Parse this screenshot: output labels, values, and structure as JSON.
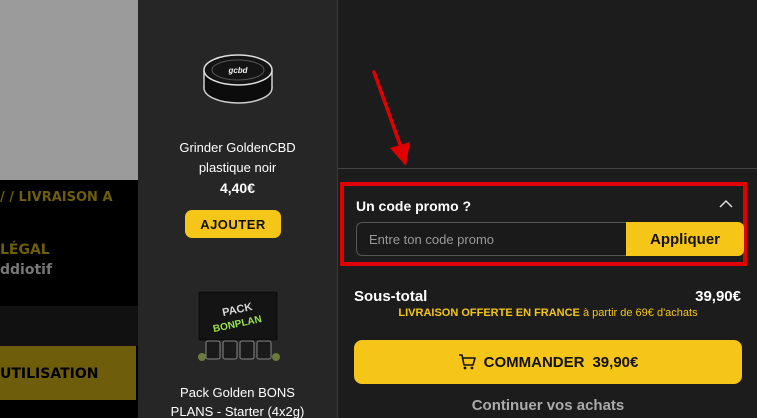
{
  "background_page": {
    "breadcrumb": "/  /  LIVRAISON A",
    "legal_title": "LÉGAL",
    "addictive_text": "ddiotif",
    "usage_label": "UTILISATION"
  },
  "products": [
    {
      "name_line1": "Grinder GoldenCBD",
      "name_line2": "plastique noir",
      "price": "4,40€",
      "add_label": "AJOUTER"
    },
    {
      "name_line1": "Pack Golden BONS",
      "name_line2": "PLANS - Starter (4x2g)"
    }
  ],
  "cart": {
    "promo": {
      "title": "Un code promo ?",
      "placeholder": "Entre ton code promo",
      "apply_label": "Appliquer"
    },
    "subtotal_label": "Sous-total",
    "subtotal_value": "39,90€",
    "shipping_bold": "LIVRAISON OFFERTE EN FRANCE",
    "shipping_rest": " à partir de 69€ d'achats",
    "order_label": "COMMANDER",
    "order_amount": "39,90€",
    "continue_label": "Continuer vos achats"
  },
  "colors": {
    "accent": "#f5c518",
    "highlight": "#e00000"
  },
  "icons": [
    "chevron-up-icon",
    "cart-icon",
    "arrow-annotation"
  ]
}
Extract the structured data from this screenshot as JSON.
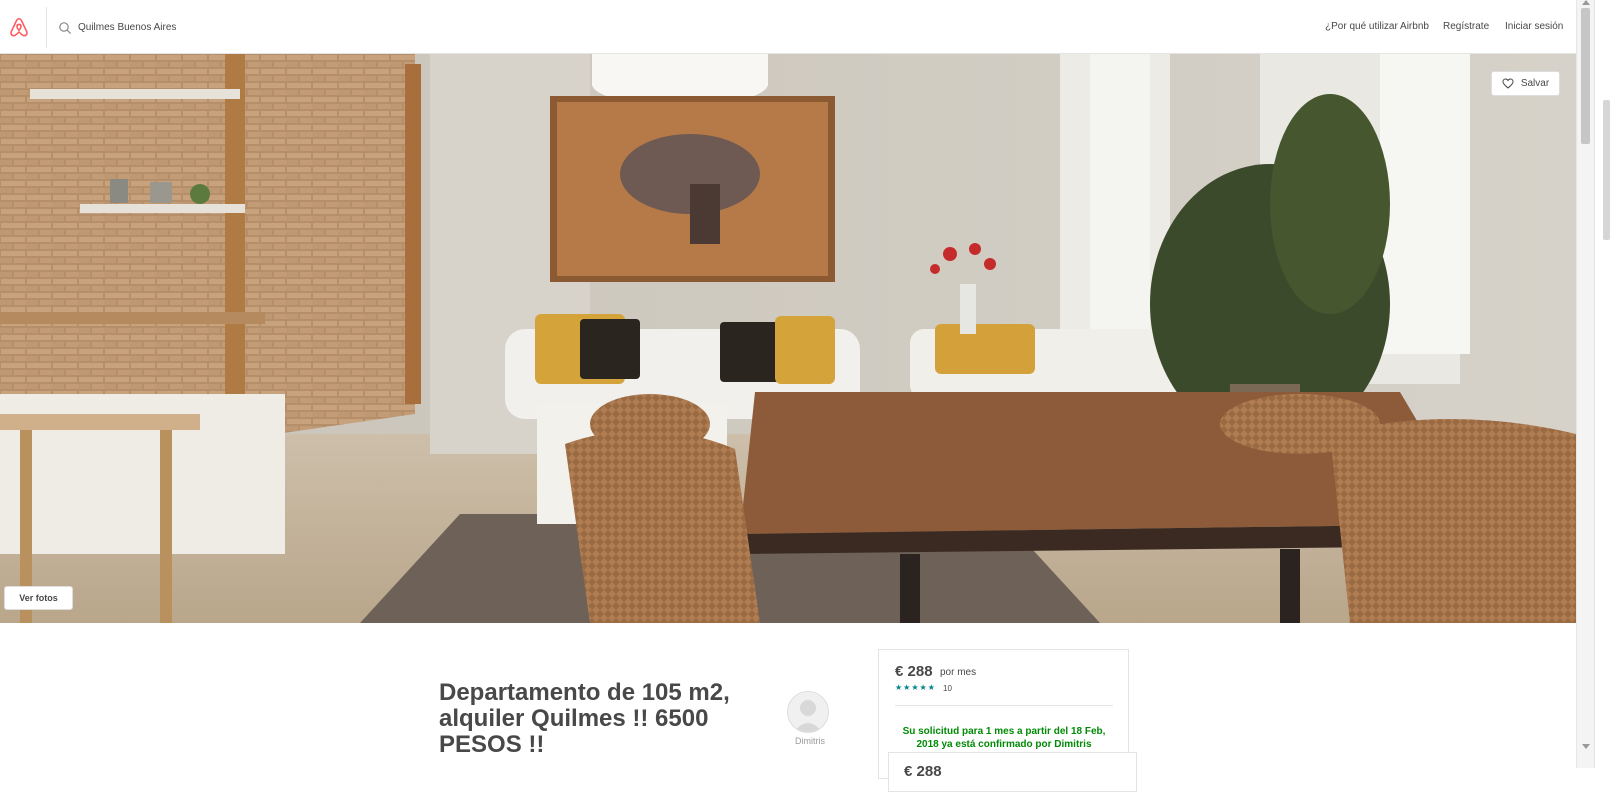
{
  "header": {
    "search": {
      "value": "Quilmes Buenos Aires",
      "placeholder": ""
    },
    "nav": {
      "why": "¿Por qué utilizar Airbnb",
      "register": "Regístrate",
      "login": "Iniciar sesión"
    }
  },
  "hero": {
    "save_label": "Salvar",
    "photos_label": "Ver fotos"
  },
  "listing": {
    "title": "Departamento de 105 m2, alquiler Quilmes !! 6500 PESOS !!",
    "host_name": "Dimitris"
  },
  "booking": {
    "price": "€ 288",
    "price_unit": "por mes",
    "stars": "★★★★★",
    "review_count": "10",
    "rating": 5,
    "confirmation": "Su solicitud para 1 mes a partir del 18 Feb, 2018 ya está confirmado por Dimitris",
    "sticky_price": "€ 288"
  },
  "colors": {
    "brand": "#FF5A5F",
    "text": "#484848",
    "stars": "#008489",
    "confirm": "#008A05"
  },
  "icons": [
    "airbnb-logo-icon",
    "search-icon",
    "heart-icon",
    "user-placeholder-icon"
  ]
}
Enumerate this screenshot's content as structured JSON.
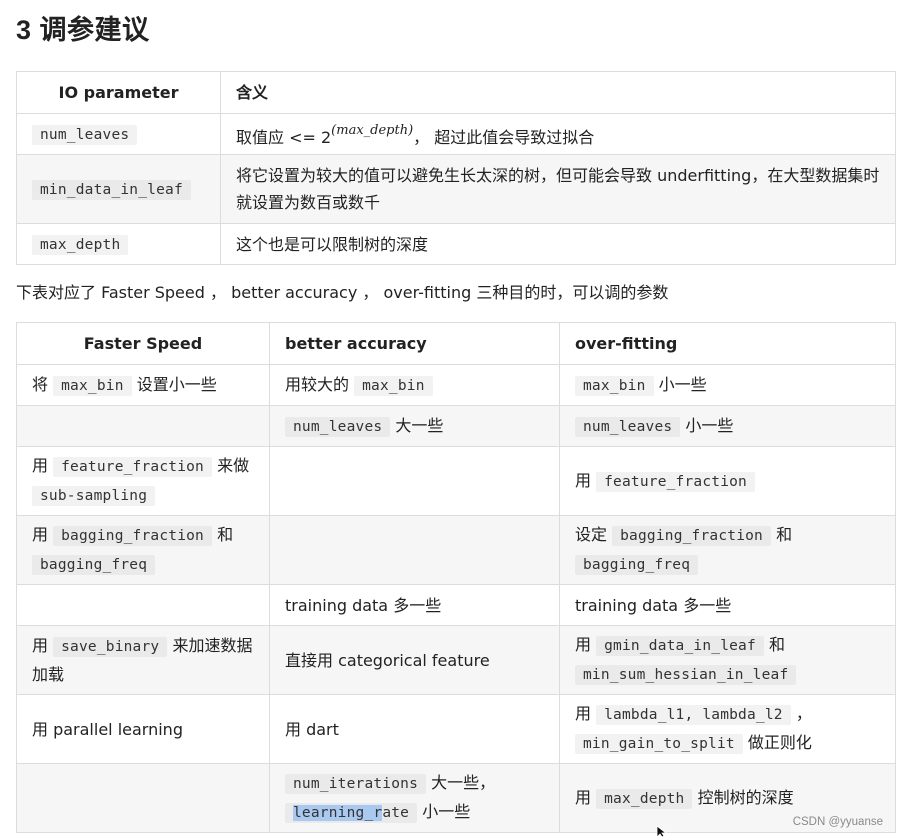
{
  "title": "3 调参建议",
  "table1": {
    "headers": [
      "IO parameter",
      "含义"
    ],
    "rows": [
      {
        "param": "num_leaves",
        "desc_pre": "取值应 <= 2",
        "desc_exp": "(max_depth)",
        "desc_post": "， 超过此值会导致过拟合"
      },
      {
        "param": "min_data_in_leaf",
        "desc": "将它设置为较大的值可以避免生长太深的树，但可能会导致 underfitting，在大型数据集时就设置为数百或数千"
      },
      {
        "param": "max_depth",
        "desc": "这个也是可以限制树的深度"
      }
    ]
  },
  "intro": "下表对应了 Faster Speed ， better accuracy ， over-fitting 三种目的时，可以调的参数",
  "table2": {
    "headers": [
      "Faster Speed",
      "better accuracy",
      "over-fitting"
    ],
    "r1": {
      "a1": "将",
      "a_code": "max_bin",
      "a2": "设置小一些",
      "b1": "用较大的",
      "b_code": "max_bin",
      "c_code": "max_bin",
      "c2": "小一些"
    },
    "r2": {
      "b_code": "num_leaves",
      "b2": "大一些",
      "c_code": "num_leaves",
      "c2": "小一些"
    },
    "r3": {
      "a1": "用",
      "a_code1": "feature_fraction",
      "a2": "来做",
      "a_code2": "sub-sampling",
      "c1": "用",
      "c_code": "feature_fraction"
    },
    "r4": {
      "a1": "用",
      "a_code1": "bagging_fraction",
      "a2": "和",
      "a_code2": "bagging_freq",
      "c1": "设定",
      "c_code1": "bagging_fraction",
      "c2": "和",
      "c_code2": "bagging_freq"
    },
    "r5": {
      "b": "training data 多一些",
      "c": "training data 多一些"
    },
    "r6": {
      "a1": "用",
      "a_code": "save_binary",
      "a2": "来加速数据加载",
      "b": "直接用 categorical feature",
      "c1": "用",
      "c_code1": "gmin_data_in_leaf",
      "c2": "和",
      "c_code2": "min_sum_hessian_in_leaf"
    },
    "r7": {
      "a": "用 parallel learning",
      "b": "用 dart",
      "c1": "用",
      "c_code1": "lambda_l1, lambda_l2",
      "c2": "，",
      "c_code2": "min_gain_to_split",
      "c3": "做正则化"
    },
    "r8": {
      "b_code1": "num_iterations",
      "b2": "大一些，",
      "b_code2_pre": "learning_r",
      "b_code2_post": "ate",
      "b3": "小一些",
      "c1": "用",
      "c_code": "max_depth",
      "c2": "控制树的深度"
    }
  },
  "watermark": "CSDN @yyuanse"
}
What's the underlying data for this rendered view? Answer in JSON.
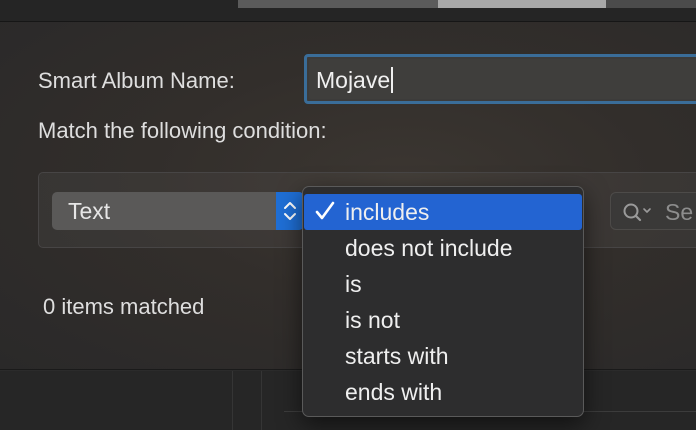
{
  "dialog": {
    "name_label": "Smart Album Name:",
    "name_value": "Mojave",
    "match_label": "Match the following condition:",
    "field_popup": "Text",
    "search_placeholder": "Se",
    "items_matched": "0 items matched"
  },
  "menu": {
    "items": [
      {
        "label": "includes",
        "checked": true
      },
      {
        "label": "does not include",
        "checked": false
      },
      {
        "label": "is",
        "checked": false
      },
      {
        "label": "is not",
        "checked": false
      },
      {
        "label": "starts with",
        "checked": false
      },
      {
        "label": "ends with",
        "checked": false
      }
    ]
  },
  "icons": {
    "popup_arrows": "chevron-up-down-icon",
    "search": "search-icon",
    "check": "checkmark-icon"
  },
  "colors": {
    "accent": "#2364d2",
    "focus_ring": "#3a6d99",
    "menu_bg": "#2d2d2e"
  }
}
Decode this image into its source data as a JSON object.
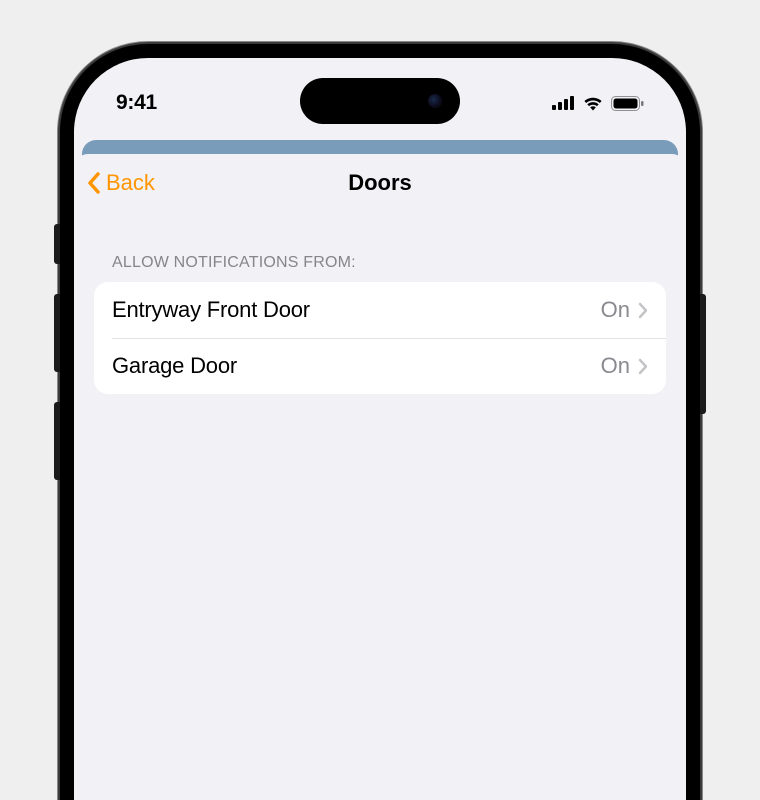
{
  "status": {
    "time": "9:41"
  },
  "nav": {
    "back": "Back",
    "title": "Doors"
  },
  "section": {
    "header": "ALLOW NOTIFICATIONS FROM:"
  },
  "rows": [
    {
      "label": "Entryway Front Door",
      "value": "On"
    },
    {
      "label": "Garage Door",
      "value": "On"
    }
  ],
  "colors": {
    "accent": "#ff9500"
  }
}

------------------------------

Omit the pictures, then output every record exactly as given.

Parse this screenshot: output labels, values, and structure as JSON.
{
  "background_page": {
    "breadcrumb": "/  /  LIVRAISON A",
    "legal_title": "LÉGAL",
    "addictive_text": "ddiotif",
    "usage_label": "UTILISATION"
  },
  "products": [
    {
      "name_line1": "Grinder GoldenCBD",
      "name_line2": "plastique noir",
      "price": "4,40€",
      "add_label": "AJOUTER"
    },
    {
      "name_line1": "Pack Golden BONS",
      "name_line2": "PLANS - Starter (4x2g)"
    }
  ],
  "cart": {
    "promo": {
      "title": "Un code promo ?",
      "placeholder": "Entre ton code promo",
      "apply_label": "Appliquer"
    },
    "subtotal_label": "Sous-total",
    "subtotal_value": "39,90€",
    "shipping_bold": "LIVRAISON OFFERTE EN FRANCE",
    "shipping_rest": " à partir de 69€ d'achats",
    "order_label": "COMMANDER",
    "order_amount": "39,90€",
    "continue_label": "Continuer vos achats"
  },
  "colors": {
    "accent": "#f5c518",
    "highlight": "#e00000"
  },
  "icons": [
    "chevron-up-icon",
    "cart-icon",
    "arrow-annotation"
  ]
}
Extract the structured data from this screenshot as JSON.
{
  "header": {
    "search": {
      "value": "Quilmes Buenos Aires",
      "placeholder": ""
    },
    "nav": {
      "why": "¿Por qué utilizar Airbnb",
      "register": "Regístrate",
      "login": "Iniciar sesión"
    }
  },
  "hero": {
    "save_label": "Salvar",
    "photos_label": "Ver fotos"
  },
  "listing": {
    "title": "Departamento de 105 m2, alquiler Quilmes !! 6500 PESOS !!",
    "host_name": "Dimitris"
  },
  "booking": {
    "price": "€ 288",
    "price_unit": "por mes",
    "stars": "★★★★★",
    "review_count": "10",
    "rating": 5,
    "confirmation": "Su solicitud para 1 mes a partir del 18 Feb, 2018 ya está confirmado por Dimitris",
    "sticky_price": "€ 288"
  },
  "colors": {
    "brand": "#FF5A5F",
    "text": "#484848",
    "stars": "#008489",
    "confirm": "#008A05"
  },
  "icons": [
    "airbnb-logo-icon",
    "search-icon",
    "heart-icon",
    "user-placeholder-icon"
  ]
}
Enumerate this screenshot's content as structured JSON.
{
  "title": "3 调参建议",
  "table1": {
    "headers": [
      "IO parameter",
      "含义"
    ],
    "rows": [
      {
        "param": "num_leaves",
        "desc_pre": "取值应 <= 2",
        "desc_exp": "(max_depth)",
        "desc_post": "， 超过此值会导致过拟合"
      },
      {
        "param": "min_data_in_leaf",
        "desc": "将它设置为较大的值可以避免生长太深的树，但可能会导致 underfitting，在大型数据集时就设置为数百或数千"
      },
      {
        "param": "max_depth",
        "desc": "这个也是可以限制树的深度"
      }
    ]
  },
  "intro": "下表对应了 Faster Speed ， better accuracy ， over-fitting 三种目的时，可以调的参数",
  "table2": {
    "headers": [
      "Faster Speed",
      "better accuracy",
      "over-fitting"
    ],
    "r1": {
      "a1": "将",
      "a_code": "max_bin",
      "a2": "设置小一些",
      "b1": "用较大的",
      "b_code": "max_bin",
      "c_code": "max_bin",
      "c2": "小一些"
    },
    "r2": {
      "b_code": "num_leaves",
      "b2": "大一些",
      "c_code": "num_leaves",
      "c2": "小一些"
    },
    "r3": {
      "a1": "用",
      "a_code1": "feature_fraction",
      "a2": "来做",
      "a_code2": "sub-sampling",
      "c1": "用",
      "c_code": "feature_fraction"
    },
    "r4": {
      "a1": "用",
      "a_code1": "bagging_fraction",
      "a2": "和",
      "a_code2": "bagging_freq",
      "c1": "设定",
      "c_code1": "bagging_fraction",
      "c2": "和",
      "c_code2": "bagging_freq"
    },
    "r5": {
      "b": "training data 多一些",
      "c": "training data 多一些"
    },
    "r6": {
      "a1": "用",
      "a_code": "save_binary",
      "a2": "来加速数据加载",
      "b": "直接用 categorical feature",
      "c1": "用",
      "c_code1": "gmin_data_in_leaf",
      "c2": "和",
      "c_code2": "min_sum_hessian_in_leaf"
    },
    "r7": {
      "a": "用 parallel learning",
      "b": "用 dart",
      "c1": "用",
      "c_code1": "lambda_l1, lambda_l2",
      "c2": "，",
      "c_code2": "min_gain_to_split",
      "c3": "做正则化"
    },
    "r8": {
      "b_code1": "num_iterations",
      "b2": "大一些，",
      "b_code2_pre": "learning_r",
      "b_code2_post": "ate",
      "b3": "小一些",
      "c1": "用",
      "c_code": "max_depth",
      "c2": "控制树的深度"
    }
  },
  "watermark": "CSDN @yyuanse"
}
What's the underlying data for this rendered view? Answer in JSON.
{
  "dialog": {
    "name_label": "Smart Album Name:",
    "name_value": "Mojave",
    "match_label": "Match the following condition:",
    "field_popup": "Text",
    "search_placeholder": "Se",
    "items_matched": "0 items matched"
  },
  "menu": {
    "items": [
      {
        "label": "includes",
        "checked": true
      },
      {
        "label": "does not include",
        "checked": false
      },
      {
        "label": "is",
        "checked": false
      },
      {
        "label": "is not",
        "checked": false
      },
      {
        "label": "starts with",
        "checked": false
      },
      {
        "label": "ends with",
        "checked": false
      }
    ]
  },
  "icons": {
    "popup_arrows": "chevron-up-down-icon",
    "search": "search-icon",
    "check": "checkmark-icon"
  },
  "colors": {
    "accent": "#2364d2",
    "focus_ring": "#3a6d99",
    "menu_bg": "#2d2d2e"
  }
}
Decode this image into its source data as a JSON object.
{
  "status": {
    "time": "9:41"
  },
  "nav": {
    "back": "Back",
    "title": "Doors"
  },
  "section": {
    "header": "ALLOW NOTIFICATIONS FROM:"
  },
  "rows": [
    {
      "label": "Entryway Front Door",
      "value": "On"
    },
    {
      "label": "Garage Door",
      "value": "On"
    }
  ],
  "colors": {
    "accent": "#ff9500"
  }
}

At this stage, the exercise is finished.